The lens of the eye is usually clear for many years of life. When cataracts develop the lens becomes cloudy. Most people get cataracts with age and have them in both eyes. One eye may be worse than the other.

Most people with cataracts notice difficulties with daily activities (e.g., reading). Some people with cataracts get used to them and do not notice the change in their eyesight, even when they no longer meet legal driving requirements.

Cataracts progress slowly and are not likely to cause a sudden change in your vision. You may not need surgery right away. A change in your glasses or the use of a magnifier and extra light may help you see better. Your doctor may advise you that there are benefits from surgery. At that time, surgery should be considered, and delaying may not be best.

What symptoms will I have?

Some common symptoms of cataract(s) are:

  • Blurry, filmy, foggy, cloudy, fuzzy or hazy vision
  • Headlights being too bright at night
  • Problems with glare in the sun
  • Problems reading small print
  • Trouble seeing in dim light
  • Changes in the way you see colours
  • Vision "doubled" by a shadow image

How are cataracts removed?

Cataract surgery is a "Day Surgery" procedure with no overnight stay in hospital. It is performed using local anaesthetic to numb the eye. Most patients do not require a general anaesthetic.

Sedation medication may be available if you are anxious. You will need someone to take you home after and may need help putting in your eye drops or driving. If you need cataract surgery in both eyes, there is usually a waiting period between the two surgeries.

At surgery, the ophthalmologist removes the natural lens with its cataract through a tiny incision and replaces it with an artificial lens (IOL) which remains there permanently.

There are many types of artificial lenses (IOLs) available. Lenses covered by MSP provide fully satisfactory visual correction in the vast majority of patients.

Glasses are usually required after surgery for near and sometimes also distance vision.

Lenses that may not be covered by MSP may help you avoid the need for glasses. However, these lenses may not be appropriate for all patients due to individual suitability or side effects. Your surgeon will discuss the various options with you.

What will my recovery be like?

  • Most patients who have cataract surgery recover with better vision than before. However, it will take up to a few weeks for most patients to fully heal and adjust.
  • Most patients report a little discomfort during and after the surgery.
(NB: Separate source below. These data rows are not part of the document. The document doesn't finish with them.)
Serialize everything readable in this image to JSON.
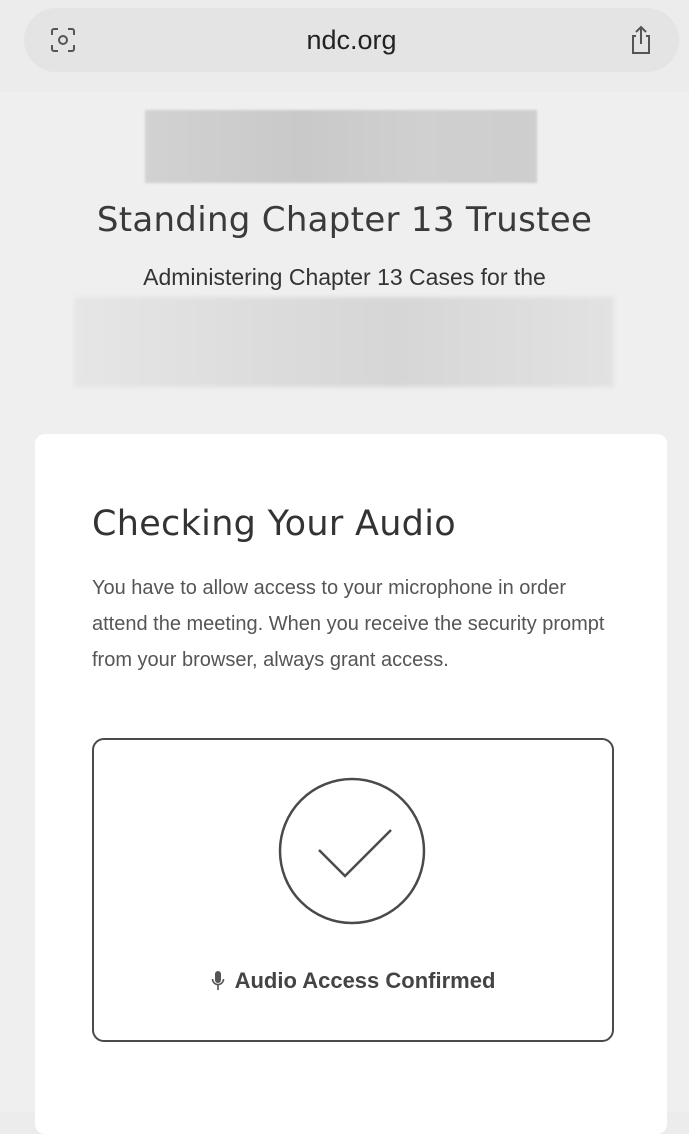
{
  "browser": {
    "url": "ndc.org",
    "left_icon": "screen-capture-icon",
    "right_icon": "share-icon"
  },
  "header": {
    "title": "Standing Chapter 13 Trustee",
    "subtitle": "Administering Chapter 13 Cases for the"
  },
  "card": {
    "title": "Checking Your Audio",
    "body": "You have to allow access to your microphone in order attend the meeting. When you receive the security prompt from your browser, always grant access.",
    "status_icon": "checkmark-circle-icon",
    "status_label": "Audio Access Confirmed",
    "mic_icon": "microphone-icon"
  }
}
Serious problems are not common.
  • In some cases, cloudiness may form behind the new artificial lens after the procedure (weeks to years later), which can be treated with a minor laser procedure.
  • A common feeling after the surgery is dryness, irritation, and some sensitivity in the eye. You may need to use lubricating drops to help.

What symptoms will I have and when should I call my doctor?

Expected symptoms:

  • Within 24 hours after surgery

    • Blurry vision
    • Mild redness
    • 'Sand' feeling in the eye
  • 24 hours to 1 week after surgery
    • Better vision
    • Mild redness
    • Less pain or 'sand' feeling
  • >1 week to months after surgery
    • Final new glasses prescription (if needed)

Call your doctor if:

  • Within 24 hours after surgery

    • Very bad eye pain or headache
    • Nausea/vomiting
  • 24 hours to 1 week after surgery
    • Very bad eye pain
    • Worse redness
    • Worse vision
    • Seeing flashes of light or many floaters
  • >1 week to months after surgery
    • Worse vision

In summary

  • Cataract surgery is common, safe, minimally painful and effective.
  • No surgery is zero-risk, your surgeon will review all risks and benefits ahead of time.
  • You should consider having cataract surgery if your vision gives you problems with your daily activities (e.g., reading or using a computer) or to improve your vision to maintain your driver's license requirements. Having cataract surgery can help increase your safety, self-confidence, and independence.
  • Be sure to share with your doctor how your vision difficulties have affected your life.